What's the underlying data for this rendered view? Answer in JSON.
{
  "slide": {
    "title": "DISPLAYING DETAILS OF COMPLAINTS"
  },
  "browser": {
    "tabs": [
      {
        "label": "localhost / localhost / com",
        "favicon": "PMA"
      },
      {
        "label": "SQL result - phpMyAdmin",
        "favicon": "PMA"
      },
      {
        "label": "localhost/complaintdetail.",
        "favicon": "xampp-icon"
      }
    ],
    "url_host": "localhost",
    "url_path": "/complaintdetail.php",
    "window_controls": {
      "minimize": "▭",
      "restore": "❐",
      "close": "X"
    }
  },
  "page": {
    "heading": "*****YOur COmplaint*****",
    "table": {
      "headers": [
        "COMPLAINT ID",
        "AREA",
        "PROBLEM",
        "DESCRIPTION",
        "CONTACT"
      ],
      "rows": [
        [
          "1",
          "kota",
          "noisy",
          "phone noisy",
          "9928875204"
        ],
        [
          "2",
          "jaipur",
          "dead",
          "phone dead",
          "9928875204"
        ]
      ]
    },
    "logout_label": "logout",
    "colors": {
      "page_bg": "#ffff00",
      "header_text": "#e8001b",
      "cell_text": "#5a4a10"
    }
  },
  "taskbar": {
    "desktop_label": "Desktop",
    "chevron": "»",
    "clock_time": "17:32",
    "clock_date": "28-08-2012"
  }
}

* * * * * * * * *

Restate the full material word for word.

What's the underlying data for this rendered view? Answer in JSON.
{
  "slide": {
    "title": "DISPLAYING DETAILS OF COMPLAINTS"
  },
  "browser": {
    "tabs": [
      {
        "label": "localhost / localhost / com",
        "favicon": "PMA"
      },
      {
        "label": "SQL result - phpMyAdmin",
        "favicon": "PMA"
      },
      {
        "label": "localhost/complaintdetail.",
        "favicon": "xampp-icon"
      }
    ],
    "url_host": "localhost",
    "url_path": "/complaintdetail.php",
    "window_controls": {
      "minimize": "▭",
      "restore": "❐",
      "close": "X"
    }
  },
  "page": {
    "heading": "*****YOur COmplaint*****",
    "table": {
      "headers": [
        "COMPLAINT ID",
        "AREA",
        "PROBLEM",
        "DESCRIPTION",
        "CONTACT"
      ],
      "rows": [
        [
          "1",
          "kota",
          "noisy",
          "phone noisy",
          "9928875204"
        ],
        [
          "2",
          "jaipur",
          "dead",
          "phone dead",
          "9928875204"
        ]
      ]
    },
    "logout_label": "logout",
    "colors": {
      "page_bg": "#ffff00",
      "header_text": "#e8001b",
      "cell_text": "#5a4a10"
    }
  },
  "taskbar": {
    "desktop_label": "Desktop",
    "chevron": "»",
    "clock_time": "17:32",
    "clock_date": "28-08-2012"
  }
}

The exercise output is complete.